**Task details**
Which of the lines in the listing that follows hold "JSON"? Pull each one out.

**Material shown**

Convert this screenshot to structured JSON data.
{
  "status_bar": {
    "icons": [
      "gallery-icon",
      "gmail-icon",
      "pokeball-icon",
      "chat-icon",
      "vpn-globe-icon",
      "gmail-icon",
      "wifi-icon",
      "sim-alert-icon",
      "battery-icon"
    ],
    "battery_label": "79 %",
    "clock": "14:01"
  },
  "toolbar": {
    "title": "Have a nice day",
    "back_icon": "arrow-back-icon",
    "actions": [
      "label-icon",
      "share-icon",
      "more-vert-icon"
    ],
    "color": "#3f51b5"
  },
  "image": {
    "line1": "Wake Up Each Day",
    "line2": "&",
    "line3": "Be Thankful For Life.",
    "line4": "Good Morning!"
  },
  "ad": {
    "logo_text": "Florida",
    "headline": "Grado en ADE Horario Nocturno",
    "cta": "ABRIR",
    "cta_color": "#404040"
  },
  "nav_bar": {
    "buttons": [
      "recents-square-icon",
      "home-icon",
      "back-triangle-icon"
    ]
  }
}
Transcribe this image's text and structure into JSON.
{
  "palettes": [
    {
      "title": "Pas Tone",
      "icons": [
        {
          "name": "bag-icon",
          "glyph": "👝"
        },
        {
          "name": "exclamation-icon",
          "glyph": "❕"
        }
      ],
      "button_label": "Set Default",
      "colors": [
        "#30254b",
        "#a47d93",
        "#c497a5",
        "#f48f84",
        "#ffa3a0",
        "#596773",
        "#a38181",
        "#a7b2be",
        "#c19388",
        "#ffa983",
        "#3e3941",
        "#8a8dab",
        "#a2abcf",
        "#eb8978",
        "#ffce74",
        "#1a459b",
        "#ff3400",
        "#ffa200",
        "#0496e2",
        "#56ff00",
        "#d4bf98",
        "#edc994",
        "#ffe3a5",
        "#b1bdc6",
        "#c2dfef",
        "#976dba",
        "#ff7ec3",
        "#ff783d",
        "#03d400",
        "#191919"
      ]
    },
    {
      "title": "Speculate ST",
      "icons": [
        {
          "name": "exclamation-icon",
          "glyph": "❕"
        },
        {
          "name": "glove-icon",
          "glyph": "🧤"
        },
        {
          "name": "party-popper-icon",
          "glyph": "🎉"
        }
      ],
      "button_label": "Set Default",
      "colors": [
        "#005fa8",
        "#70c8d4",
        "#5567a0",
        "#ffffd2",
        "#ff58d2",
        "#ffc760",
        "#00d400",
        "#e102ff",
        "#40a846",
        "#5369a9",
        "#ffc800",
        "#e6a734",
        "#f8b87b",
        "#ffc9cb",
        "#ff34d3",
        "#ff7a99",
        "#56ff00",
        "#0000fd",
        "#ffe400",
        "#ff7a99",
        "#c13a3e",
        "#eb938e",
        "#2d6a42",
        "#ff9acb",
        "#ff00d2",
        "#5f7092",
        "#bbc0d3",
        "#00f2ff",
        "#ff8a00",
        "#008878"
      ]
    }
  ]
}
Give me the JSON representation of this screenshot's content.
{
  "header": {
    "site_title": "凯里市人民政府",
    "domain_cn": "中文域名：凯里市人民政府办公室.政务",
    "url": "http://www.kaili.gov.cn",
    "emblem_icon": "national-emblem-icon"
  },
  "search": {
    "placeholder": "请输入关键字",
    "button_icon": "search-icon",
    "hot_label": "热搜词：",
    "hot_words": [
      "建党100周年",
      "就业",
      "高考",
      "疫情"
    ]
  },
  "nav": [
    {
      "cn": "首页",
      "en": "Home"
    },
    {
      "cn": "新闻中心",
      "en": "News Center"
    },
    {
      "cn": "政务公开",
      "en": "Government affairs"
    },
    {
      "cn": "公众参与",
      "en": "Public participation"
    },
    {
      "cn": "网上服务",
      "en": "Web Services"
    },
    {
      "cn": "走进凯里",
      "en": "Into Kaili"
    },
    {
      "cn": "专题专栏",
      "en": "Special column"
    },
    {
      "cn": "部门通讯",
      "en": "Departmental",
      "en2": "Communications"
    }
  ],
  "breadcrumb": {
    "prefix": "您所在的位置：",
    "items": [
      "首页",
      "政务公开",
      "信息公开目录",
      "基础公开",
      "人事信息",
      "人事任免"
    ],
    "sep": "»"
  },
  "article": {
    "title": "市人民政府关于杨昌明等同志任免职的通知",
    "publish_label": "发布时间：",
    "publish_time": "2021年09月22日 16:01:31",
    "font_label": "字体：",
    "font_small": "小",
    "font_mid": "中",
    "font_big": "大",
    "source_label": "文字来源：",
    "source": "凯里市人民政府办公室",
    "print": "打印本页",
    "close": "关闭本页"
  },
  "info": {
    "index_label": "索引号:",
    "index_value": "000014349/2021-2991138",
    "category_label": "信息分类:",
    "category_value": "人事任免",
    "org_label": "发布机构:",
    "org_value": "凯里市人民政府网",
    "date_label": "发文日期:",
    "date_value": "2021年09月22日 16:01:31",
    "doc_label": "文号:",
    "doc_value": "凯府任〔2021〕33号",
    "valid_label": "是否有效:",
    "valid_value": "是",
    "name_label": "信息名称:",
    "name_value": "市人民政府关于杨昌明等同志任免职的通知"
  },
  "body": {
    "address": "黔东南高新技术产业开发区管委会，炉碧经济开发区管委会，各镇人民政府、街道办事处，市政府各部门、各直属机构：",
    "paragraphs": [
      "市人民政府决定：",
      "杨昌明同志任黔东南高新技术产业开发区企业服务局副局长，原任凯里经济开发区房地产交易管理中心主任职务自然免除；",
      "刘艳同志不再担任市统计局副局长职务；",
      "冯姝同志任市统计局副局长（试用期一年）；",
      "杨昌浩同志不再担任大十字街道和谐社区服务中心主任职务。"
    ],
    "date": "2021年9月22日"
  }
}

**Response**
Convert this screenshot to structured JSON data.
Transcribe this image's text and structure into JSON.
Give me the JSON representation of this screenshot's content.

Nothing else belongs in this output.